When the price of an input increases, supply decreases. This is because the producer of a good or service is less likely to produce it when costs are higher. For example, a Television manufacturer may see the price of its screens go up.
This means that the cost to manufacture televisions has increased. As a result, the manufacturer is unlikely to sell at the same price and quantity following the higher costs. The supply curve then shifts to the left. This demonstrates that when the cost of production increases, producers will only supply the same quantity at a higher price.
As we can see from the graph below, a shift in the supply curve to the left means that in order to maintain the same quantity, prices must also increase.
Lower costs of production can also shift the supply curve to the right. This means that at the same quantity, prices will be lower. For example, there may be a new piece of machinery that is able to help increase productivity. Workers can then supply twice as much. Supply then shifts to the right, meaning that the same supply will reach the market at a lower price.
2. Number of Sellers
When new businesses enter the market, supply increases, moving the supply curve to the right. If a new barber opens in the same neighborhood, there is a greater supply. This puts a downwards pressure on other barbers to reduce their prices. As a result, a higher quantity is provided, but at a lower price.
In the same fashion, when businesses leave the market, there is reduced supply and the supply curve shifts to the left. For example, the local barbers may close, meaning there is now only one barber in town. The supply has fallen, so the curve shifts left. In essence, this means that prices will go up to represent the reduced supply.
The use of new and advanced technology can push the supply curve to the right. As new innovative techniques enter the supply chain, businesses can create more products. For example, in a manufacturing plant, there may be a new piece of technology that is able to speed up the production process. As a result, it may be able to manufacture twice as many motor vehicles a day.
4. Natural and Social Factors
Natural and social factors generally cause the supply curve to shift to the left by reducing supply. In terms of natural factors, this could include something like a hurricane, the weather, or even a poor harvest.
Ice cream vans, for example, are unlikely to supply their services during periods of heavy rain. In the same fashion, social factors such as higher government taxes or a minimum wage may increase the cost of production. In turn, this can also push the supply curve to the left.

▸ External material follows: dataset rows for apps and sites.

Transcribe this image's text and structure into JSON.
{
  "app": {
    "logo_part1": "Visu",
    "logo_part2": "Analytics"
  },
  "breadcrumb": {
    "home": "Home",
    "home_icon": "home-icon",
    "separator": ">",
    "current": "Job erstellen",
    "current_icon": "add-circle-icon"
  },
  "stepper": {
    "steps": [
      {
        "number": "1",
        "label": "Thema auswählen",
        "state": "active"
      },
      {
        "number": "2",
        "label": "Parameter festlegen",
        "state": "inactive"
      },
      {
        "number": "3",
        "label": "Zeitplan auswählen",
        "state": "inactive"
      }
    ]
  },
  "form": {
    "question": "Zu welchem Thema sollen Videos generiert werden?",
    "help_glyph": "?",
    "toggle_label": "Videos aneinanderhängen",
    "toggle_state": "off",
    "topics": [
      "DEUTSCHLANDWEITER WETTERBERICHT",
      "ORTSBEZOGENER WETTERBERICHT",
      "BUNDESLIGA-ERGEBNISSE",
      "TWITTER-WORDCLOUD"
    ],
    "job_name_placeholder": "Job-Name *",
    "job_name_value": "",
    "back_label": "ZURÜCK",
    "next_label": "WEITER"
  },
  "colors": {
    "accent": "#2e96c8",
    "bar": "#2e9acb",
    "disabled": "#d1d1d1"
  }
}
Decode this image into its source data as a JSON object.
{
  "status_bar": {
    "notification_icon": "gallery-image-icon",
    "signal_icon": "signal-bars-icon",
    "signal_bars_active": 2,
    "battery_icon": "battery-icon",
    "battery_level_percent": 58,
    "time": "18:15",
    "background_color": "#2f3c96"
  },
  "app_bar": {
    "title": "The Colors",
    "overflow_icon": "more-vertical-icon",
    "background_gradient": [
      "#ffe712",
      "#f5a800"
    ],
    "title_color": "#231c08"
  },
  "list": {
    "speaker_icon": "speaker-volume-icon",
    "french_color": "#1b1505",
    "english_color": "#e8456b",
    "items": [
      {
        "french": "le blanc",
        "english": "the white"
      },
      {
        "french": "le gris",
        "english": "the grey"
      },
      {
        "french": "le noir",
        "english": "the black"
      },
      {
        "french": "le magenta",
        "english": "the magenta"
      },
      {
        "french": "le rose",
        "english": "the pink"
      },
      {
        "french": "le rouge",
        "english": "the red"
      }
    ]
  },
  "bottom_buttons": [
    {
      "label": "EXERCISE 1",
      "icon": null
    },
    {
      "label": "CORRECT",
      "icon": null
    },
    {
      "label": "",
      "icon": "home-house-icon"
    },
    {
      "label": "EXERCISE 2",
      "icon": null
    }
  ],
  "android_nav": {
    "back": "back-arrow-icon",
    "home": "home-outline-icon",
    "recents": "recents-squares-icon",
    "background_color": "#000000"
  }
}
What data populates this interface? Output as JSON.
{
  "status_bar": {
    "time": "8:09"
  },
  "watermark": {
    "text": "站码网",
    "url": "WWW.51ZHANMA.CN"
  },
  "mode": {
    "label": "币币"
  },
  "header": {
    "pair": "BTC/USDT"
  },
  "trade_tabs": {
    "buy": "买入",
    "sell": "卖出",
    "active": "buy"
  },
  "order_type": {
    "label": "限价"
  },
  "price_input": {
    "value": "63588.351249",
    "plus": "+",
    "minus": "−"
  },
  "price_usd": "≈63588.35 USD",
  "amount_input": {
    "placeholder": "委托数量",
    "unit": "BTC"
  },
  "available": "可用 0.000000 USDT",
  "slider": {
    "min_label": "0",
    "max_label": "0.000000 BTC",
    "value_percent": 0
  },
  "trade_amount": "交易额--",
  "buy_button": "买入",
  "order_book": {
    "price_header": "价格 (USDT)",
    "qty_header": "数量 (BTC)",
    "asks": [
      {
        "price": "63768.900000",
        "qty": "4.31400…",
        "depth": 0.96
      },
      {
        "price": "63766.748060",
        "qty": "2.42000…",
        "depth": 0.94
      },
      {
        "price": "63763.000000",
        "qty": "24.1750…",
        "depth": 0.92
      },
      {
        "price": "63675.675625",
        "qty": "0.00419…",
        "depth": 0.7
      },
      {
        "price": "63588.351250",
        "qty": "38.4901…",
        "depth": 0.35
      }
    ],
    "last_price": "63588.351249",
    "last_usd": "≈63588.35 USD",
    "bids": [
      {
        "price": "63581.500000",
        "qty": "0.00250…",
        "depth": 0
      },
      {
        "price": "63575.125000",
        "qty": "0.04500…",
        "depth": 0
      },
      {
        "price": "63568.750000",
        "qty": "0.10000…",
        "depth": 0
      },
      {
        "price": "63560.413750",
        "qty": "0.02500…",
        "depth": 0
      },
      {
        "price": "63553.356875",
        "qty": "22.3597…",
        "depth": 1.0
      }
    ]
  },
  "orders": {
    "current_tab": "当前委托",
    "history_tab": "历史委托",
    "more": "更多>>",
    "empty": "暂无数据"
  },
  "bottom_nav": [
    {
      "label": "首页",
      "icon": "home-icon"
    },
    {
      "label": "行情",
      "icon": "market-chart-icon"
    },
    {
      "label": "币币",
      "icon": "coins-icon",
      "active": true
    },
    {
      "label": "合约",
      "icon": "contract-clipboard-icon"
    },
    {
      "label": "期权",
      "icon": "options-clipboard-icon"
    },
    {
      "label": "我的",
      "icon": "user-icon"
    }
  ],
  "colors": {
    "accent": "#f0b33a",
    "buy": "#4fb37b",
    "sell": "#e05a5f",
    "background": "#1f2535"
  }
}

By contrast, favourable weather conditions can actually increase supply and shift the supply curve to the right. Nice sunny days are more likely to attract ice cream vans. Similarly, lower taxes put lower price pressures on businesses, which can react by increasing supply.
5. Future Expectations
The expectation of the seller is crucially important. When sellers expect future demand to rise, they may hold back supply in order to capture increased demand. This would reduce supply and shift the supply curve to the left.
For example, restaurants may increase the number of Turkeys that have in the run-up to Thanks Giving and Christmas. This is why some products can actually decrease in price during peak periods. Ice cream is another example. Manufacturers generally ramp up production coming into the summer months in order to meet future demand.
FAQs on the Law of Supply
The basic law of supply is that at higher prices, producers will bring more of the product to market – driven by higher profits. In addition, at lower prices, producers will bring fewer goods to market as it becomes less profitable for them.
The law of supply is important as it is fundamental to economic thinking. When policymakers place a cap on prices, it is important to understand that lower prices means lower supply – so there are actually fewer goods provided to market.
Paul Boyce is an economics editor with over 10 years experience in the industry. Currently working as a consultant within the financial services sector, Paul is the CEO and chief editor of BoyceWire. He has written publications for FEE, the Mises Institute, and many others.